Tonnes of pigeon faeces removed from Rye's Landgate Arch
Twenty five tonnes of "festering pigeon faeces" have been removed from an 675-year-old ancient English monument.
The bird droppings, which were almost three feet deep, had built up inside the towers of the Landgate Arch in Rye, East Sussex.
Cleaning contractors described the smell from the acidic guano as "awful - even through a facemask".
The historic structure is owed by Rother council and dates from 1340 but is not open to the public.
Rother arranged for the team to clean the arch towers as it said the continued build up of pigeon faeces would have caused structural damage.
'Swamped with poo'
Mike Walker, managing director for CountyClean Environmental Services, said:"Whilst we've removed other massive blockages such giant fatbergs in sewers, we have never seen such a monumental mass of festering faeces before.
"The build up behind the doors was so big we had to force the doors open. Once inside, it was like walking on a giant chocolate cake and the smell was awful - even through a facemask."
"The floors of the towers and the steps leading to the top were swamped with 25 tonnes of poo.
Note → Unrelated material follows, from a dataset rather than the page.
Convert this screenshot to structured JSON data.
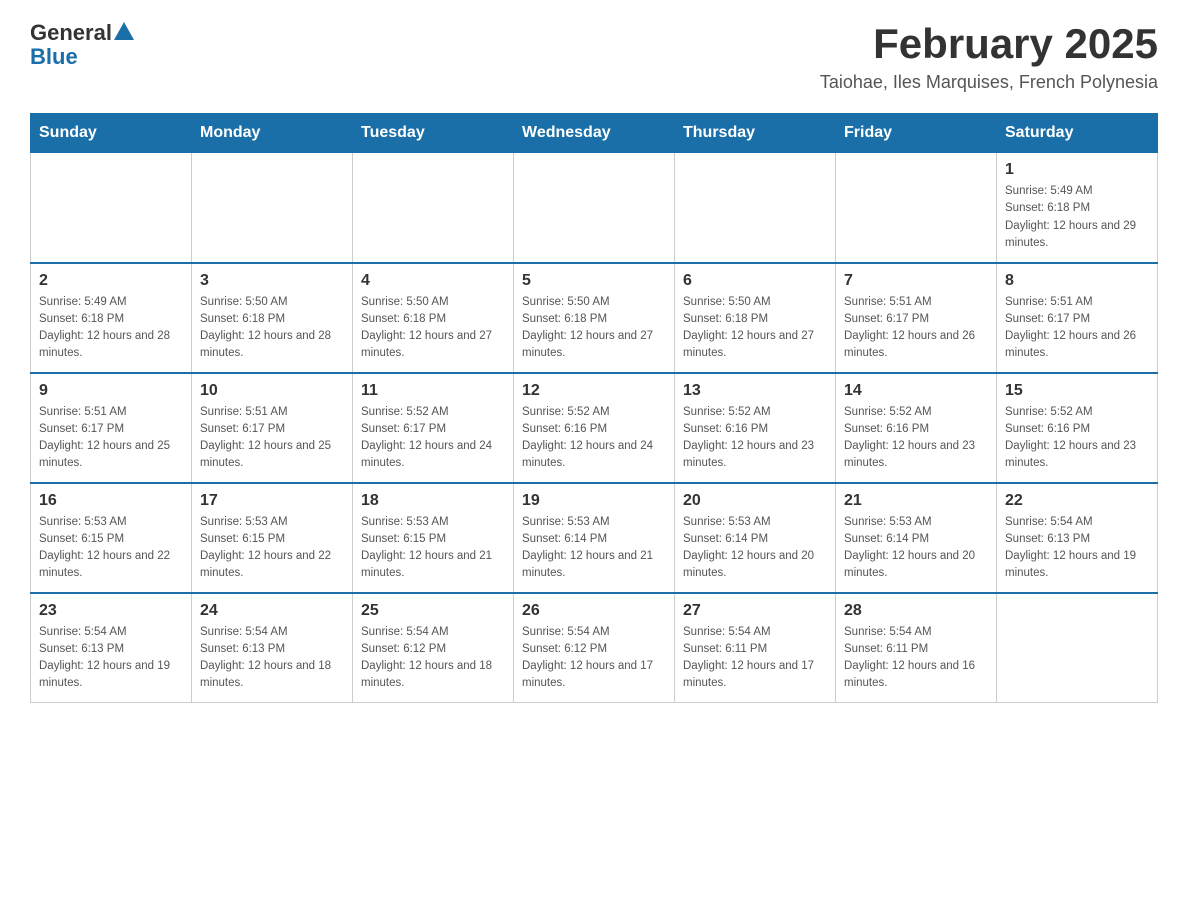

We filled our tanker several times over."
The clean-up operation is expected to be completed on Friday.